Editorial—Important considerations in the presidential search

North Wind Staff

As NMU continues its search for a president to replace Fritz Erickson, we at the North Wind have given some thought to the type of individual we believe would be an ideal candidate. As students, we appreciate the administration’s efforts to take student and community voices into account through listening sessions during this process. We hope NMU will listen to the voices who speak up during these forums.

We fully recognize the difficulty in finding a suitable candidate for this position and hope that the university continues its careful search. Going forward, this university needs a leader who will take action, who can be consistent and forward-thinking.

We’d like the university to take into account the age of candidates. Students want a leader who can relate to their situation in life and to the concerns of the modern age. This requires a leader in the 30s to 40s age range, who can empathize with college students and understand issues from our perspective.

For example, younger candidates will have an easier time empathizing with the financial stresses that students face. We need someone who is not disconnected from these issues, who understands on an intuitive what a life of student loan payments looks like.

We also need someone who brings fresh ideas. A younger candidate will likely be able to bring a deep concern for the environment to their work as well. As students, we are mostly young people with our lives ahead of us and thus we are generally very concerned about the state of the environment. We need a leader who is motivated, like us, to protect our environment by aggressively pursuing sustainability in the way our institution operates.

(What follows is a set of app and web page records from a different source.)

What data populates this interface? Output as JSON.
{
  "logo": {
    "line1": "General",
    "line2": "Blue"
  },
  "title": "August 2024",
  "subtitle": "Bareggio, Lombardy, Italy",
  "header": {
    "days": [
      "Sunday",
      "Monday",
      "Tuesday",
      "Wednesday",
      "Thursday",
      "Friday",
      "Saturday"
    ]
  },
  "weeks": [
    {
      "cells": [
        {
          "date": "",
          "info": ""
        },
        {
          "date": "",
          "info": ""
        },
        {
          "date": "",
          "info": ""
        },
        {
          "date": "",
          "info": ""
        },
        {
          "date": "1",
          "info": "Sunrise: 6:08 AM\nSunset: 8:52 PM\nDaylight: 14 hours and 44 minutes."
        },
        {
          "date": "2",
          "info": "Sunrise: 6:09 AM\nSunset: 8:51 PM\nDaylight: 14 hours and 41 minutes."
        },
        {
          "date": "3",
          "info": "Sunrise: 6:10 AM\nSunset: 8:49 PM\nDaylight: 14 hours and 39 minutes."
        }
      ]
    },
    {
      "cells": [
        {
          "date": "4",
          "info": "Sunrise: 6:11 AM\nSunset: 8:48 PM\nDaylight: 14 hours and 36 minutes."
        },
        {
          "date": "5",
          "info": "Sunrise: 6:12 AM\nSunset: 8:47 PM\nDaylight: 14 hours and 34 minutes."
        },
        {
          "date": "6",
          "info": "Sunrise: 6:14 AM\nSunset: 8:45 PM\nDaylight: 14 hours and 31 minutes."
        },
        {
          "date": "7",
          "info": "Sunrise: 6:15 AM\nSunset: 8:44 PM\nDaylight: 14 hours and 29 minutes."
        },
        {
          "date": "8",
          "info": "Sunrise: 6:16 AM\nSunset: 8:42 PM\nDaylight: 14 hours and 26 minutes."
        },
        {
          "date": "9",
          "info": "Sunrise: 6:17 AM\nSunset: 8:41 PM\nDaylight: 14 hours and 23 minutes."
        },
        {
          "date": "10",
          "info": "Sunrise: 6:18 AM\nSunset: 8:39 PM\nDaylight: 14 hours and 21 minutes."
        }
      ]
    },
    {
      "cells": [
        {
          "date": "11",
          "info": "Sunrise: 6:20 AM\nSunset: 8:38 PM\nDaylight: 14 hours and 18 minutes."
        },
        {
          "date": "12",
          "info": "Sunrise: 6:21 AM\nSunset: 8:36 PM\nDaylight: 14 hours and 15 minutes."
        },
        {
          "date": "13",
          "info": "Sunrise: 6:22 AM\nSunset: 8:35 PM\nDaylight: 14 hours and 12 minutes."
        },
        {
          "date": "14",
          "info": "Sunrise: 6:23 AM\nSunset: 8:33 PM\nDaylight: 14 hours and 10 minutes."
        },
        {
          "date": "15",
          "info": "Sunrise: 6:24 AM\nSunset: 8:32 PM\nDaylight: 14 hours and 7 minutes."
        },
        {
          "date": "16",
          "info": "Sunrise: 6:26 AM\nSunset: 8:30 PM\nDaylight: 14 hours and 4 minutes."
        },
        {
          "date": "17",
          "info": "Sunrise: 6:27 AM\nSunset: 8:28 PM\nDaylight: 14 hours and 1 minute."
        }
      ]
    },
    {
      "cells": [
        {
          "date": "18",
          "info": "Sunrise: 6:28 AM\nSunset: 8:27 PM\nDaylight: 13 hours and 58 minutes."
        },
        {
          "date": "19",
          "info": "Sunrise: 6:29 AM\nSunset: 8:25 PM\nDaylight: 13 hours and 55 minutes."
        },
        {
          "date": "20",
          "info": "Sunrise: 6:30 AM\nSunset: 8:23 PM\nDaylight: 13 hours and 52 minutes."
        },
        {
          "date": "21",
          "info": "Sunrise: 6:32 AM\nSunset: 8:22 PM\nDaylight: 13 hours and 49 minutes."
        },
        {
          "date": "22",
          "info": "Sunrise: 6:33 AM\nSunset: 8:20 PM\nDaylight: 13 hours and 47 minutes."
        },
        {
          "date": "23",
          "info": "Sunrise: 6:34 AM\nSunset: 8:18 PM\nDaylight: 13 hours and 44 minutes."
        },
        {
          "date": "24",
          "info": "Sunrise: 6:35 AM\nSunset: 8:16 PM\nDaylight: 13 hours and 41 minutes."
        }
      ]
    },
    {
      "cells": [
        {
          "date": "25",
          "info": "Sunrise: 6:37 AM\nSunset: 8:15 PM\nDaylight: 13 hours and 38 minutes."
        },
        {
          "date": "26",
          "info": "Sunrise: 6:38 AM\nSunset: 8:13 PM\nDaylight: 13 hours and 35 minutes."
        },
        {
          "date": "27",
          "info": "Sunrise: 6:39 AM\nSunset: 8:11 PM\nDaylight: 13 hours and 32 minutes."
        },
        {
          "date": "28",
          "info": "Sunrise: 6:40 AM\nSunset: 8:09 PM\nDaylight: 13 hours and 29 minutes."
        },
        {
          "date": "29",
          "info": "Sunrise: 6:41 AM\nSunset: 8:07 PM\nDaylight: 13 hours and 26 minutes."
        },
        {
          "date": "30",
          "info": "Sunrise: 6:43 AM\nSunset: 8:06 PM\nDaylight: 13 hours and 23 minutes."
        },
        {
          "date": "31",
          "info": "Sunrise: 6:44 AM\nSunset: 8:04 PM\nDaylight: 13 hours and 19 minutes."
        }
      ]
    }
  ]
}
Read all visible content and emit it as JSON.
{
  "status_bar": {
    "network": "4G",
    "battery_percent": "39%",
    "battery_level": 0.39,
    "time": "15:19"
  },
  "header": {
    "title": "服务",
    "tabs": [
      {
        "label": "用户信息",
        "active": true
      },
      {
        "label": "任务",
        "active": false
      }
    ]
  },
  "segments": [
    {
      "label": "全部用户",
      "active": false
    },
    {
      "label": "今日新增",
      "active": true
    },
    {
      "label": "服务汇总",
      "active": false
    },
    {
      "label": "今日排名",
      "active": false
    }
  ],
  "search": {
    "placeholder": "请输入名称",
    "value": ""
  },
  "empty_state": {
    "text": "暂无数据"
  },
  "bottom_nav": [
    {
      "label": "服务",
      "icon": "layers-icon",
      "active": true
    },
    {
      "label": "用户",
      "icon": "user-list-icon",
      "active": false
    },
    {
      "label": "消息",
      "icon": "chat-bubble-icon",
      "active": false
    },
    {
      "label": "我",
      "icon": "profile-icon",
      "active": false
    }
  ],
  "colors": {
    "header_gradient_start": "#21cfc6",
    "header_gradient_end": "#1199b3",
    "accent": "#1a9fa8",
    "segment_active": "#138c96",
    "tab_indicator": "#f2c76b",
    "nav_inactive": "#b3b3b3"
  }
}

One topic which has come up in listening sessions recently is the idea of a president who will value student empowerment. Given the resources, students could make a great deal of progress in creating a campus that will serve and attract committed undergrads, grad students and scholars. Students are motivated to pursue tangible achievements and to do so quickly. We hope that our next president will view student power as a vast generative power for the university rather than something that has to be contained and diverted.

As far as other demographic characteristics of an ideal presidential candidate, we would love to see a woman in this seat of power, to follow Interim President Kerri Schuiling. Even more exciting would be the installment of a person of color and/or an LGBTQ individual in the position.

Some amount of representation in this position would show incoming and current students that diversity is a priority for the university and that many different groups of people can feel safe, accepted and even valued on campus. If actual representation is not possible, it is essential that our future president has had some type of diversity, equity and inclusion training.

One final suggestion to consider is candidates’ connections to the community. In an ideal world, perhaps an alumnus of NMU would be fit for the job. That said, some familiarity with the Midwest and the way our communities operate would be necessary for a prospective president to adequately connect with the student body.

We realize all of those criteria constitute quite a tall order, and we don’t expect perfection. We hope that our administration will continue taking their time with this important decision and that they will value student input while maintaining transparency. Although this process will be difficult, we hope for a president that NMU students can fully stand behind.